Have Wi-Fi, will travel: that’s a basic tenet of most digital nomads. Known as the “anywhere worker,” nomads can set up shop wherever they get a decent Internet connection.
Hawaii has become the next big destination for nomads as a tropical paradise on American soil. Its crystal-blue ocean views and luscious tropical rainforests provide a beautiful backdrop to the workday.
For these reasons, Hawaii may be on your bucket list as a digital nomad. But it’s one of the most expensive places to live in the US, and record-breaking inflation isn’t helping matters.
Is your budget prepared? Here’s what you need to know to make it work.
You Need a Significant Cushion of Savings
Everything is easier with savings — no matter where you put down your temporary roots. But when it comes to Hawaii, arriving with a cushion can help you offset the higher cost of living. It gives you time to find an affordable place to live and work without rushing you into making the wrong decisions.
An emergency fund is also a great idea for any nomad since you have fewer safety nets than the typical salaried worker. Let’s say your laptop shows the blue screen of death — you’ll have to replace it right away, even if you haven’t received your first paycheck in Hawaii.
Like most people, nomads should aim to save six months of living expenses in this fund.
Having a Line of Credit Can Help in Emergencies
No one wants to think of their emergency fund failing, but it’s a reality you have to consider.
Sometimes, the nomadic life can be unpredictable and challenging. After replacing your laptop, you could hurt yourself while on a hike and need emergency x-rays. Add in an unexpected tax payment, and all these bills could deplete your savings.
Having a line of credit is insurance you can pay for the unexpected should your savings ever fall short. You can find a personal line of credit in Hawaii by going online and comparing financial institutions from your desktop or your phone.
If approved, a Hawaii line of credit gives you a defined amount of money that you can tap into at a moment’s notice. Best of all, you don’t have to start using it right away. You can keep it as a backup, untouched, until something happens.
Budget for the Typical Expenses
As a nomad, you should update your budget any time you move, adjusting your expenses to reflect the cost of living in your new neighborhood. However, this tip is especially important when you move to Hawaii.
The Aloha State has clinched a spot on the top 10 most expensive states for a long list of expenses, many of them considered essentials. Here are three of the most common ones below:

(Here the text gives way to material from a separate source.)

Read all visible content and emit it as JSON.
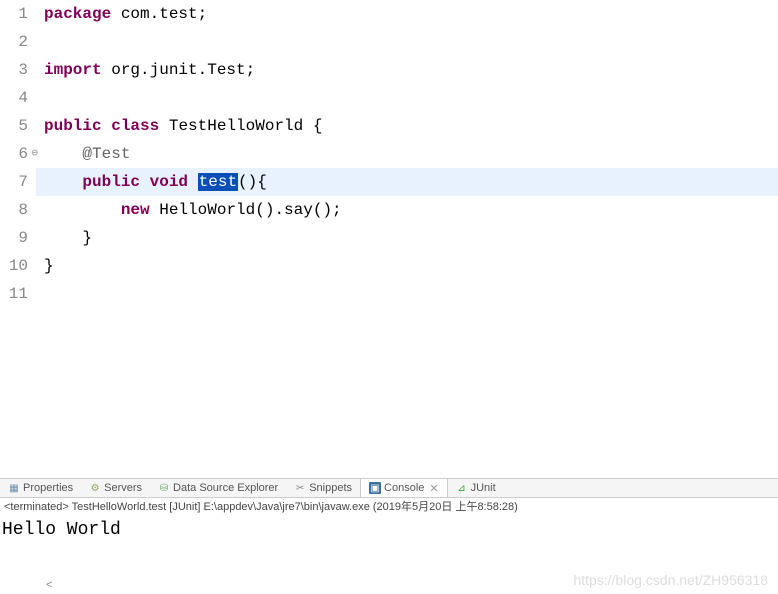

- Rent: The average rent in Hawaii is $2,399, the highest in the United States.
- Gas: If you rent or buy a car for your stay in the state, filling up your tank will cost you — Hawaii has the third-highest prices in the country.
- Groceries: Hawaii rises to the topmost priciest state for grocery shopping, likely because so many items have to be imported into the islands.
Working Remotely in Hawaii is Possible with a Plan
The Aloha State might be an expensive place to live and work, but plenty of digital nomads are able to make it possible. You can join their ranks if you keep these financial tips in mind before moving.